12 can’t-miss debut books you should read this September

Each month, Debutiful helps readers discover debut authors who are releasing can’t-miss books!

If I Survive You by Jonathan Escoffery (MCD; September 6)

The linked stories in Escoffery’s book are masterfully written. Each is a perfect rise and fall that can stand alone. Together, they are a masterclass in family drama and trauma. The relationships in this book, especially the one between father and son, are so expertly crafted. Escoffery clearly understands the human psyche and experience.

Solito by Javier Zamora (Hogarth; September 6)

Zamora’s memoir about his and his family’s migration from El Salvador to America is breathtaking. The story of their lives is gripping and the fact that Zamora’s prose is equally as gripping catapults this into an absolute must read. It is easily one of the best memoirs of the millennium.

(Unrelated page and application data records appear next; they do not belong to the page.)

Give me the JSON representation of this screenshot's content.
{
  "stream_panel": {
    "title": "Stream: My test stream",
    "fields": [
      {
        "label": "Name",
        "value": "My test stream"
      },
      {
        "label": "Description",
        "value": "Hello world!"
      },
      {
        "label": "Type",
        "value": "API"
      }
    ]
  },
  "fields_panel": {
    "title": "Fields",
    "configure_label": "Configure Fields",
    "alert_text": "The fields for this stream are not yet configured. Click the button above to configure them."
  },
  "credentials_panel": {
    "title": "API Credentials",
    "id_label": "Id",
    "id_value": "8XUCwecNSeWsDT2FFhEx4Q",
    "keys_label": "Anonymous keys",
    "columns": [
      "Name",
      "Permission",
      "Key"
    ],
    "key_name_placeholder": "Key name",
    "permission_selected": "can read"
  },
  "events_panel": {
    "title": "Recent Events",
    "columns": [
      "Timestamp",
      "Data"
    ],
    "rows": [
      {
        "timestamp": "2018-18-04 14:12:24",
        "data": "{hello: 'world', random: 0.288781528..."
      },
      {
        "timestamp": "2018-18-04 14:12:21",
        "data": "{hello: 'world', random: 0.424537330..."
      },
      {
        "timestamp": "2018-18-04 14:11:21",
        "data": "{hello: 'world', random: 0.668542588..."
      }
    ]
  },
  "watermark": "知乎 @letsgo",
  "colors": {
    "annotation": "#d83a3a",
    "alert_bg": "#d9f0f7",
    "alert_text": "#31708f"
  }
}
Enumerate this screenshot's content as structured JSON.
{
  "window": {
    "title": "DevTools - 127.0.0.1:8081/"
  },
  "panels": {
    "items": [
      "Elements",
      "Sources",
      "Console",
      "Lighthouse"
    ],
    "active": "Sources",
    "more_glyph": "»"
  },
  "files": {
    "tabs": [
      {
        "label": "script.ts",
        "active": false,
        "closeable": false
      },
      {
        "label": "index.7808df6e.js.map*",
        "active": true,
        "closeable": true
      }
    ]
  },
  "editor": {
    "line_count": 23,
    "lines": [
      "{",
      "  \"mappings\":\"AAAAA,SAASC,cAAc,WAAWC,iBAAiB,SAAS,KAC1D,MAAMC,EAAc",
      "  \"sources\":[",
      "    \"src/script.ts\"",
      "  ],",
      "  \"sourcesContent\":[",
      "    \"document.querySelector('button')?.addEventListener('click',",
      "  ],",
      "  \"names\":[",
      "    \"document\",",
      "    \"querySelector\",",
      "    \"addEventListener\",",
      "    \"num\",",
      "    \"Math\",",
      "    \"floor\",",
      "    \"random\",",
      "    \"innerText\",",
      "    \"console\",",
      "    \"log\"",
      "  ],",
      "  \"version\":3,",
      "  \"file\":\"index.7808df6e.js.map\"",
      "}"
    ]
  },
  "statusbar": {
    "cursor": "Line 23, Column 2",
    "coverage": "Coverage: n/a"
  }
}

What We Fed to the Manticore by Talia Lakshmi Kolluri (Tin House; September 6)

The stories in Manticore are vivid and exciting. They are the type of stories that will take readers to new experiences they never knew existed. Kolluri offers a unique flavor for each of the nine stories in her collection.

Lungfish by Meghan Gilliss (Catapult; September 13)

Lungfish is a heartbreaking story about addiction. Gilliss moves through this novel in short vignettes that explore a myriad of topics in such a moving way. It feels very personal and lived in on every single page.

All That’s Left Unsaid by Tracey Lien (William Morrow; September 13)

A shocking crime is the backbone of Lien’s novel, but the heart and soul are the explorations of race and the bonds (or lack thereof) within a community. This book is thrilling and suspenseful but it’s the meditative moments that make this book shine.

Thistlefoot by GennaRose Nethercott (Anchor; September 13)

Dark, twisted, and wholly originally. Nethercott’s debut novel is a ghost story married to ancient folklore that elevates her stronghold on poetry (see 2018’s The Lumberjack’s Dove) and runs loose with it. This sprawling story is unlike anything you’ll ever encounter.

Jollof Rice and Other Revolutions by Omolola Ijeoma Ogunyemi (Amistad; September 13)

This book of interconnected short stories is set in both Nigeria and America and features a strong cast of women at its core. It is an intimate portrait of how the world shapes us and how we can shape each other. Ogunyemi’s rich narrative weaves in and out of these women’s lives with profound precision.

Imposter by Bradeigh Godfrey (Blackstone; September 13)

If you’re looking for a shocking, page-turning thriller, look no further than Bradeigh Godfrey’s debut. This has it all from family secrets to a dark and twisted setting. Godfrey is a writer who will captivate readers for years to come.

The Witch and the Tsar by Olesya Salnikova Gilmore (Ace; September 20)

In this breathtaking novel, folklore and history collide for an unforgettable epic tale. Set in the times of Ivan the Terrible, a folk hero rises up to protect everything she loves. This is a book that will please all kinds of readers seeking something new and memorable.

Three Muses by Martha Anne Toll (Regal House; September 20)

Set in the aftermath of WWII, Three Muses is a deeply moving story about how we experience and overcome grief and trauma. Throughout the book, there is a delicateness to Toll’s writing as she navigates some of humanity’s darkest moments.

Sweet, Soft, Plenty Rhythm by Laura Warrell (Pantheon; September 27)

Warrell takes an expected story – a womanizing musician seeks to change his ways – and flips it on its head. Warrell uses a multitude of voices to give the women oft overlooked in these types of stories to give them unforgettable voices. Plenty Rhythm is also a novel whose writing should be studied. The language sings in every sentence

Sinking Bell by Bojan Louis (Graywolf; September 27)

The stories in this debut collection are gritty and will stare readers right in the eye. They feature hard-to-swallow but exquisitely written moments. There’s an uneasiness to these stories, but they need to be digested.

Leave a Reply

Fill in your details below or click an icon to log in:

WordPress.com Logo

You are commenting using your WordPress.com account. Log Out /  Change )

Twitter picture

You are commenting using your Twitter account. Log Out /  Change )

Facebook photo

You are commenting using your Facebook account. Log Out /  Change )

Connecting to %s